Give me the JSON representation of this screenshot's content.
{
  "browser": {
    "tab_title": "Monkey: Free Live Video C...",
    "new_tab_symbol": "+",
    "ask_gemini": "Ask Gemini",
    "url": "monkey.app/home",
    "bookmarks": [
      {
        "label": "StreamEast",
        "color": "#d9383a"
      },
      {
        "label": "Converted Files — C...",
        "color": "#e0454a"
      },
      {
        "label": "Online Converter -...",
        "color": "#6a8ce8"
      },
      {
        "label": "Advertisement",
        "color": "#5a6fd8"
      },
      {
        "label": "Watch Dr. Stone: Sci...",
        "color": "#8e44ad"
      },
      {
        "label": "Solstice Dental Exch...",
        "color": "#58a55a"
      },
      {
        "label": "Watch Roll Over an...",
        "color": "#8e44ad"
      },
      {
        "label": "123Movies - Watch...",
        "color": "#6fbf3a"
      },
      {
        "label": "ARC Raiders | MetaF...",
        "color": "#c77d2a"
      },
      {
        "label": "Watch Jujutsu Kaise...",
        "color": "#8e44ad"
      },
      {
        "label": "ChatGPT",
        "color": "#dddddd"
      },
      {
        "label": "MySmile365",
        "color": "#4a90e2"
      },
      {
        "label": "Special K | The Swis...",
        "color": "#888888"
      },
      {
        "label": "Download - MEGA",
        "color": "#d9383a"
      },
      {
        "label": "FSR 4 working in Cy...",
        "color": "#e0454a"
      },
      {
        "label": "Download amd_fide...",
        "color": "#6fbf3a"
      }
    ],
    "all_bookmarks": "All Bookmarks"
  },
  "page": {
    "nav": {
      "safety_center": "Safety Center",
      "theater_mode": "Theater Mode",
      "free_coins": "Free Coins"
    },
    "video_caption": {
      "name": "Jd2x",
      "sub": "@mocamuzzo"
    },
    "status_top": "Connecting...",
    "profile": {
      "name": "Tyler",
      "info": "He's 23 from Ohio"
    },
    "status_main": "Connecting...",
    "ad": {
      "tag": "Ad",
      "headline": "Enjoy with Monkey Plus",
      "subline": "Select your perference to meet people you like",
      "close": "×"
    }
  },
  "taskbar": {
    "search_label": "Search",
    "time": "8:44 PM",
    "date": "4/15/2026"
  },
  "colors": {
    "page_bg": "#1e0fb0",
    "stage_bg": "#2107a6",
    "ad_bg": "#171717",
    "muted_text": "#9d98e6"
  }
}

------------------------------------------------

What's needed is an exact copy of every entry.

Give me the JSON representation of this screenshot's content.
{
  "browser": {
    "tab_title": "Monkey: Free Live Video C...",
    "new_tab_symbol": "+",
    "ask_gemini": "Ask Gemini",
    "url": "monkey.app/home",
    "bookmarks": [
      {
        "label": "StreamEast",
        "color": "#d9383a"
      },
      {
        "label": "Converted Files — C...",
        "color": "#e0454a"
      },
      {
        "label": "Online Converter -...",
        "color": "#6a8ce8"
      },
      {
        "label": "Advertisement",
        "color": "#5a6fd8"
      },
      {
        "label": "Watch Dr. Stone: Sci...",
        "color": "#8e44ad"
      },
      {
        "label": "Solstice Dental Exch...",
        "color": "#58a55a"
      },
      {
        "label": "Watch Roll Over an...",
        "color": "#8e44ad"
      },
      {
        "label": "123Movies - Watch...",
        "color": "#6fbf3a"
      },
      {
        "label": "ARC Raiders | MetaF...",
        "color": "#c77d2a"
      },
      {
        "label": "Watch Jujutsu Kaise...",
        "color": "#8e44ad"
      },
      {
        "label": "ChatGPT",
        "color": "#dddddd"
      },
      {
        "label": "MySmile365",
        "color": "#4a90e2"
      },
      {
        "label": "Special K | The Swis...",
        "color": "#888888"
      },
      {
        "label": "Download - MEGA",
        "color": "#d9383a"
      },
      {
        "label": "FSR 4 working in Cy...",
        "color": "#e0454a"
      },
      {
        "label": "Download amd_fide...",
        "color": "#6fbf3a"
      }
    ],
    "all_bookmarks": "All Bookmarks"
  },
  "page": {
    "nav": {
      "safety_center": "Safety Center",
      "theater_mode": "Theater Mode",
      "free_coins": "Free Coins"
    },
    "video_caption": {
      "name": "Jd2x",
      "sub": "@mocamuzzo"
    },
    "status_top": "Connecting...",
    "profile": {
      "name": "Tyler",
      "info": "He's 23 from Ohio"
    },
    "status_main": "Connecting...",
    "ad": {
      "tag": "Ad",
      "headline": "Enjoy with Monkey Plus",
      "subline": "Select your perference to meet people you like",
      "close": "×"
    }
  },
  "taskbar": {
    "search_label": "Search",
    "time": "8:44 PM",
    "date": "4/15/2026"
  },
  "colors": {
    "page_bg": "#1e0fb0",
    "stage_bg": "#2107a6",
    "ad_bg": "#171717",
    "muted_text": "#9d98e6"
  }
}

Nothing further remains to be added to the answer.